▸ **WORK TO COMPLETE**
Every line below that includes the word "message" needs to be copied.
:::::
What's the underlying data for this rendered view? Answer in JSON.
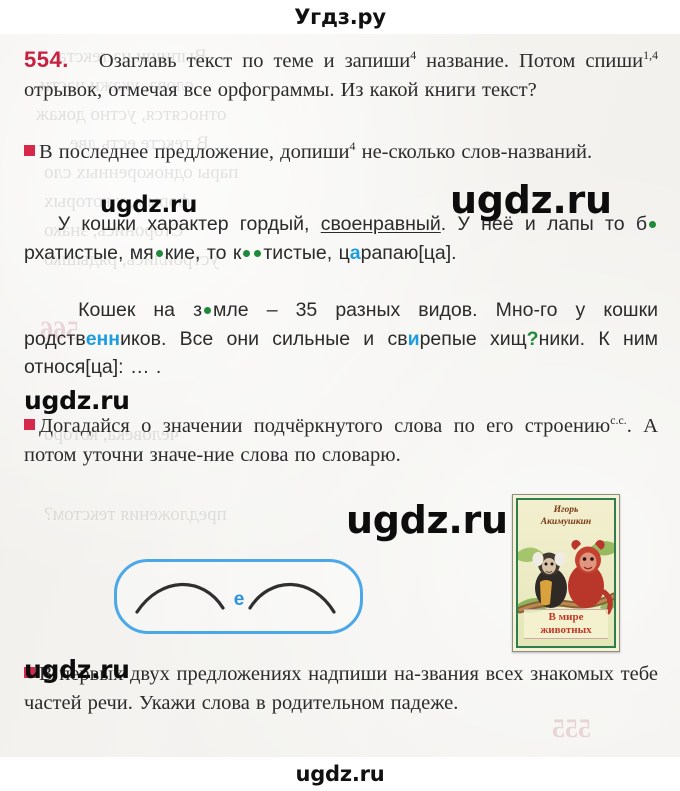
{
  "watermarks": {
    "header": "Угдз.ру",
    "footer": "ugdz.ru",
    "body": [
      "ugdz.ru",
      "ugdz.ru",
      "ugdz.ru",
      "ugdz.ru",
      "ugdz.ru"
    ]
  },
  "exercise": {
    "number": "554.",
    "number_color": "#c8213f",
    "task_text": "Озаглавь текст по теме и запиши⁴ название. Потом спиши¹,⁴ отрывок, отмечая все орфограммы. Из какой книги текст?",
    "bullet_color": "#d6284b",
    "bullet1": "В последнее предложение, допиши⁴ несколько слов-названий.",
    "bullet2": "Догадайся о значении подчёркнутого слова по его строению с.с.. А потом уточни значение слова по словарю.",
    "bullet3": "В первых двух предложениях надпиши названия всех знакомых тебе частей речи. Укажи слова в родительном падеже."
  },
  "excerpt": {
    "paragraph1": "У кошки характер гордый, своенравный. У неё и лапы то б•рхатистые, мя•кие, то к••тистые, цaрапаю[ца].",
    "paragraph2": "Кошек на з•мле – 35 разных видов. Много у кошки родственников. Все они сильные и свирепые хищ?ники. К ним относя[ца]: ... .",
    "underlined_word": "своенравный",
    "number_in_text": "35",
    "missing_letter_dot_color": "#1f8a3b",
    "filled_letter_color": "#1d9de0",
    "filled_letters": [
      "a",
      "енн",
      "и"
    ],
    "question_mark": "?",
    "bracketed": [
      "[ца]",
      "[ца]"
    ]
  },
  "scheme": {
    "connector_letter": "е",
    "connector_color": "#2a93dd",
    "border_color": "#4aa8e8",
    "roots": 2
  },
  "book_cover": {
    "author_line1": "Игорь",
    "author_line2": "Акимушкин",
    "title_line1": "В мире",
    "title_line2": "животных",
    "author_color": "#7a3b14",
    "title_color": "#c0392b",
    "frame_color": "#2e7d4f"
  },
  "ghost_text": {
    "lines": [
      "Выпиши из текста",
      "слова, укажи части",
      "относятся, устно докаж",
      "В тексте есть две",
      "пары однокоренных сло",
      "формы, у которых",
      "Сторонись, знако",
      "устроились, рядышко",
      "человека, которо",
      "предложения текстом?"
    ]
  }
}
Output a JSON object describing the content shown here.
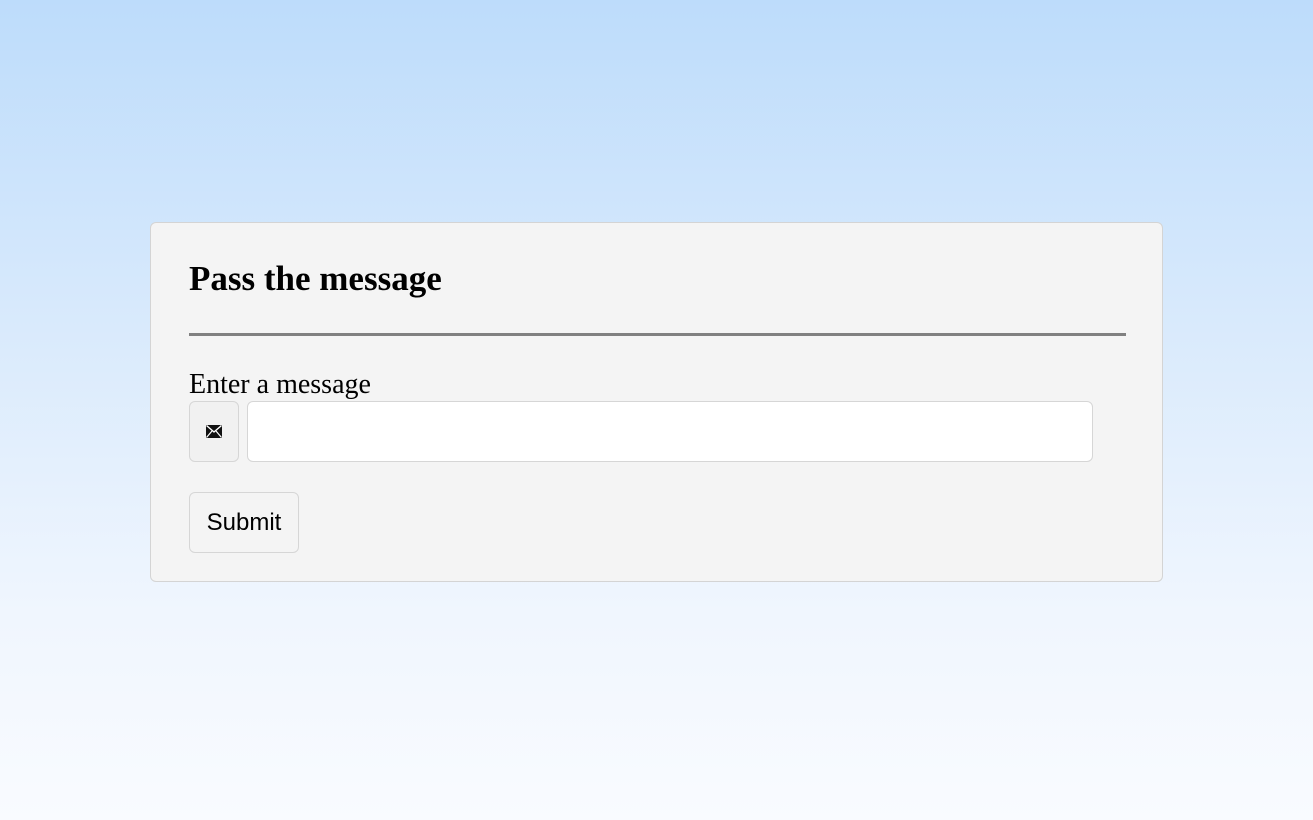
{
  "form": {
    "title": "Pass the message",
    "field_label": "Enter a message",
    "input_value": "",
    "input_placeholder": "",
    "icon": "envelope-icon",
    "submit_label": "Submit"
  },
  "colors": {
    "background_top": "#bddcfb",
    "background_bottom": "#f9fbff",
    "card_background": "#f4f4f4",
    "divider": "#808080"
  }
}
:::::
▸ **RESPONSE TO THIS TASK**
    "title": "Pass the message",
    "field_label": "Enter a message",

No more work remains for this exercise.